As luck would have it, though, a mother and calf chose to go very close to the rocky shore too. In fact, when we spotted them, they were on the inside of our path, and as we caught up to them, we decided to stop before coming perpendicular to them, so as not to "trap" them. The mother appeared to be teaching the calf how to catch fish, and she was using the sheer cliff of the rocky shore as a training ground, trapping the fish next to the rock wall while the little one grabbed away. They shortly headed back toward the larger group, the calf spyhopping and frolicking in a kelp bed along the way.

We continued to follow for awhile, but as we approached the campground, we hugged the shoreline and rode the current and wind back into camp. We'd been on the water two and a half hours and were a little worn out; it looked as if the whales were heading out for good northward anyway, and there was no point chasing them.

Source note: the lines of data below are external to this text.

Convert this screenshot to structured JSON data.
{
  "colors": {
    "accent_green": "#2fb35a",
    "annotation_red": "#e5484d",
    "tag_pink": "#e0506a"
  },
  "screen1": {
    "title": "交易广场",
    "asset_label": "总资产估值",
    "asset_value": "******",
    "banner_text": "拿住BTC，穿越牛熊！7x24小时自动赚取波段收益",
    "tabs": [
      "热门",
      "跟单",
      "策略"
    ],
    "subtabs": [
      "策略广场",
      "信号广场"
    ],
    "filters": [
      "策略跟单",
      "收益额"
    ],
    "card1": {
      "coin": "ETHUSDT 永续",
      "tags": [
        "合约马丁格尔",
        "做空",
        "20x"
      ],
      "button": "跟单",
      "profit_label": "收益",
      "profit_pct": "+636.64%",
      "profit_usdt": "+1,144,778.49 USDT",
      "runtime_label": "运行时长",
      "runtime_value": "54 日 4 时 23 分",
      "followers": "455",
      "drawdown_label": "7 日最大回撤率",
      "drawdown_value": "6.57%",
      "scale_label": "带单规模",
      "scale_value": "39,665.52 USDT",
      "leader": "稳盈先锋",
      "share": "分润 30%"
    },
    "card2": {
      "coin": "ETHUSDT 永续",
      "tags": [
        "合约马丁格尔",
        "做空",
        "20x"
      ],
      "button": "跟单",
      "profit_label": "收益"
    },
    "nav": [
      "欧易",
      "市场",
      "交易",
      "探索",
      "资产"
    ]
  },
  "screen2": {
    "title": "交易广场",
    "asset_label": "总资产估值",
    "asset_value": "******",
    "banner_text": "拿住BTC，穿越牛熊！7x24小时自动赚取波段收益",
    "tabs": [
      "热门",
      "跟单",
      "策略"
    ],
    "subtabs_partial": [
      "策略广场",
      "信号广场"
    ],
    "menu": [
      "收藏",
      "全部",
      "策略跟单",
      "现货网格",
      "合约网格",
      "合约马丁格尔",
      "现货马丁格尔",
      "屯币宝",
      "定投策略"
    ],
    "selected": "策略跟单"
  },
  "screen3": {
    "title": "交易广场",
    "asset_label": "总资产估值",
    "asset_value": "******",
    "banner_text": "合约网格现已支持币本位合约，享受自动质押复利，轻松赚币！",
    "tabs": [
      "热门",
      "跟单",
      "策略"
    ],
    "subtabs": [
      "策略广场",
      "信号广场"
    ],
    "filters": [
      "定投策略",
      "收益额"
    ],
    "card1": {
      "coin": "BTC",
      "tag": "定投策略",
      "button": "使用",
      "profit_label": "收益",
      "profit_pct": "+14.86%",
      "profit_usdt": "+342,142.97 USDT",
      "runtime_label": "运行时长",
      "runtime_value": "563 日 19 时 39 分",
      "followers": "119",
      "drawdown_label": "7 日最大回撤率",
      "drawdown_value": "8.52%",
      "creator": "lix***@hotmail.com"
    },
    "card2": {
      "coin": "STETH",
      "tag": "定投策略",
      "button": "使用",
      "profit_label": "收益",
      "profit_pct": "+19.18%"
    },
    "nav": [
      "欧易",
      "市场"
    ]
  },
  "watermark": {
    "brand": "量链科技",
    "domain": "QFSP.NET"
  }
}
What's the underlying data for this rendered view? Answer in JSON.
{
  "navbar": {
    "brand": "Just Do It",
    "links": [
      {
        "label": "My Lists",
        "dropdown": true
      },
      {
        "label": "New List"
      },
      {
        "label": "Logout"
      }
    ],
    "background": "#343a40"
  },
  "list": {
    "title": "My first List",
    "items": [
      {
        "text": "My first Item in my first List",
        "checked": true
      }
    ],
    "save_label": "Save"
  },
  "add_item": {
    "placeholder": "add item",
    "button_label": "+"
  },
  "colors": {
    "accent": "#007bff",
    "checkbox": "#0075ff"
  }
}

Well, whales are nothing if not unpredictable. They also have a gift for confounding their pursuers. Sure enough, no sooner had we landed and walked up the bank than it became clear that the entire group that had spread across the strait throughout the day had coalesced in an area about a mile offshore from the park -- just far enough to make their figures too small even with my telephoto lens. This was about 30 whales, as near as I could tell, and they proceeded to put on the most spectacular display of breaching I've ever watched.

The show lasted for about 15 minutes, and featured at least 30 breaches, by my count. In one instance, two whales breached simultaneously next to each other, one peeling off left and another to the right. At times, it resembled a large ballet, with massive leaps and splashes almost synchronized to the whales' own mysterious music.

If you've never seen a whale breach in the flesh, it's hard to describe the effect on your psyche, but two words spring to mind: joy and awe. There is a something profoundly exuberant about these bursts into our world, but the whales -- who are always checking us humans out -- also can't seem to help knowing that the displays strike us dumb with wonder. And you know what? I suspect they like that, too.

In any event, it was a woundrous show. My wife is one of those people who always seems to be looking the other direction when whales breach in our vicinity. That day, she saw more breaches than in her entire 15-year career of whale watching. She just sat on the grass and soaked it in through her binoculars.

Adam and I sat on the bank with our little ones -- my daughter and his son, in fact, are best pals -- and watched the show. And the truth was, while we wanted to be out there (and I was chagrined that I had guessed wrong once again), we didn't really mind a bit that we weren't. I didn't have any photos, but I had the memories, memories that included watching the whales with my little girl. Some things, after all, are more important than a great shot.

[Note: last year's orca report is here.]